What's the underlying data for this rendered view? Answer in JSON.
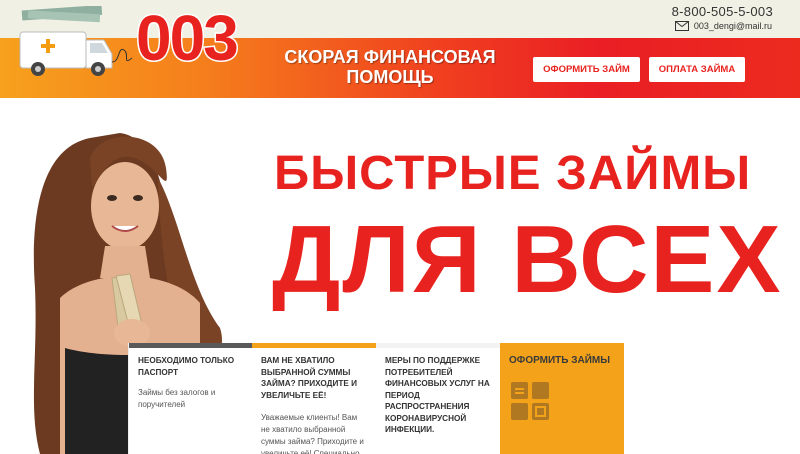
{
  "contact": {
    "phone": "8-800-505-5-003",
    "email": "003_dengi@mail.ru",
    "email_icon": "envelope-icon"
  },
  "header": {
    "logo_number": "003",
    "brand_line1": "СКОРАЯ ФИНАНСОВАЯ",
    "brand_line2": "ПОМОЩЬ",
    "apply_button": "ОФОРМИТЬ ЗАЙМ",
    "pay_button": "ОПЛАТА ЗАЙМА",
    "colors": {
      "accent": "#e8231f",
      "orange": "#f7a11d",
      "panel_orange": "#f3a21a"
    }
  },
  "hero": {
    "headline_line1": "БЫСТРЫЕ ЗАЙМЫ",
    "headline_line2": "ДЛЯ ВСЕХ"
  },
  "panels": [
    {
      "title": "НЕОБХОДИМО ТОЛЬКО ПАСПОРТ",
      "text": "Займы без залогов и поручителей"
    },
    {
      "title": "ВАМ НЕ ХВАТИЛО ВЫБРАННОЙ СУММЫ ЗАЙМА? ПРИХОДИТЕ И УВЕЛИЧЬТЕ ЕЁ!",
      "text": "Уважаемые клиенты! Вам не хватило выбранной суммы займа? Приходите и увеличьте её! Специально"
    },
    {
      "title": "МЕРЫ ПО ПОДДЕРЖКЕ ПОТРЕБИТЕЛЕЙ ФИНАНСОВЫХ УСЛУГ НА ПЕРИОД РАСПРОСТРАНЕНИЯ КОРОНАВИРУСНОЙ ИНФЕКЦИИ.",
      "text": ""
    },
    {
      "title": "ОФОРМИТЬ ЗАЙМЫ",
      "icon": "calculator-icon"
    }
  ]
}
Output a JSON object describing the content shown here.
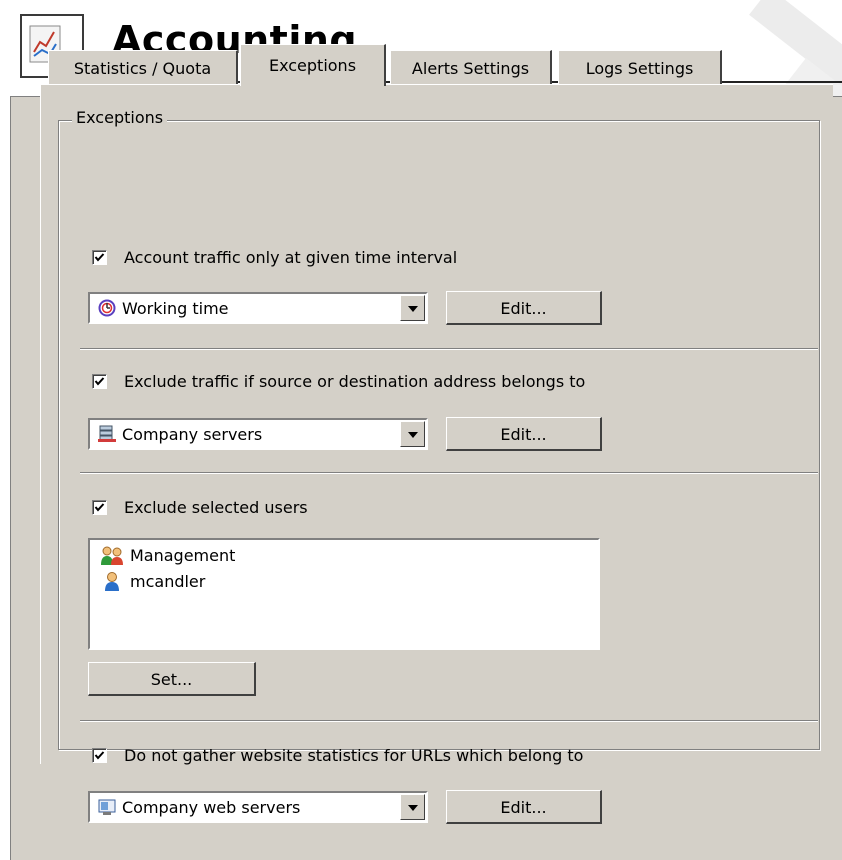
{
  "header": {
    "title": "Accounting",
    "icon": "accounting-chart-icon"
  },
  "tabs": [
    {
      "label": "Statistics / Quota",
      "active": false
    },
    {
      "label": "Exceptions",
      "active": true
    },
    {
      "label": "Alerts Settings",
      "active": false
    },
    {
      "label": "Logs Settings",
      "active": false
    }
  ],
  "exceptions": {
    "group_label": "Exceptions",
    "time_interval": {
      "checkbox_label": "Account traffic only at given time interval",
      "checked": true,
      "selected": "Working time",
      "select_icon": "clock-icon",
      "edit_label": "Edit..."
    },
    "address_group": {
      "checkbox_label": "Exclude traffic if source or destination address belongs to",
      "checked": true,
      "selected": "Company servers",
      "select_icon": "servers-icon",
      "edit_label": "Edit..."
    },
    "users": {
      "checkbox_label": "Exclude selected users",
      "checked": true,
      "items": [
        {
          "label": "Management",
          "icon": "user-group-icon"
        },
        {
          "label": "mcandler",
          "icon": "user-icon"
        }
      ],
      "set_label": "Set..."
    },
    "url_group": {
      "checkbox_label": "Do not gather website statistics for URLs which belong to",
      "checked": true,
      "selected": "Company web servers",
      "select_icon": "web-servers-icon",
      "edit_label": "Edit..."
    }
  },
  "colors": {
    "panel_bg": "#d4d0c8",
    "list_bg": "#ffffff"
  }
}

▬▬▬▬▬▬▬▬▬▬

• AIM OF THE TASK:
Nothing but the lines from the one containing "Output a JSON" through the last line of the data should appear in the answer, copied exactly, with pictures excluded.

• SOLUTION BELOW:
Output a JSON object describing the content shown here.
{
  "header": {
    "title": "Accounting",
    "icon": "accounting-chart-icon"
  },
  "tabs": [
    {
      "label": "Statistics / Quota",
      "active": false
    },
    {
      "label": "Exceptions",
      "active": true
    },
    {
      "label": "Alerts Settings",
      "active": false
    },
    {
      "label": "Logs Settings",
      "active": false
    }
  ],
  "exceptions": {
    "group_label": "Exceptions",
    "time_interval": {
      "checkbox_label": "Account traffic only at given time interval",
      "checked": true,
      "selected": "Working time",
      "select_icon": "clock-icon",
      "edit_label": "Edit..."
    },
    "address_group": {
      "checkbox_label": "Exclude traffic if source or destination address belongs to",
      "checked": true,
      "selected": "Company servers",
      "select_icon": "servers-icon",
      "edit_label": "Edit..."
    },
    "users": {
      "checkbox_label": "Exclude selected users",
      "checked": true,
      "items": [
        {
          "label": "Management",
          "icon": "user-group-icon"
        },
        {
          "label": "mcandler",
          "icon": "user-icon"
        }
      ],
      "set_label": "Set..."
    },
    "url_group": {
      "checkbox_label": "Do not gather website statistics for URLs which belong to",
      "checked": true,
      "selected": "Company web servers",
      "select_icon": "web-servers-icon",
      "edit_label": "Edit..."
    }
  },
  "colors": {
    "panel_bg": "#d4d0c8",
    "list_bg": "#ffffff"
  }
}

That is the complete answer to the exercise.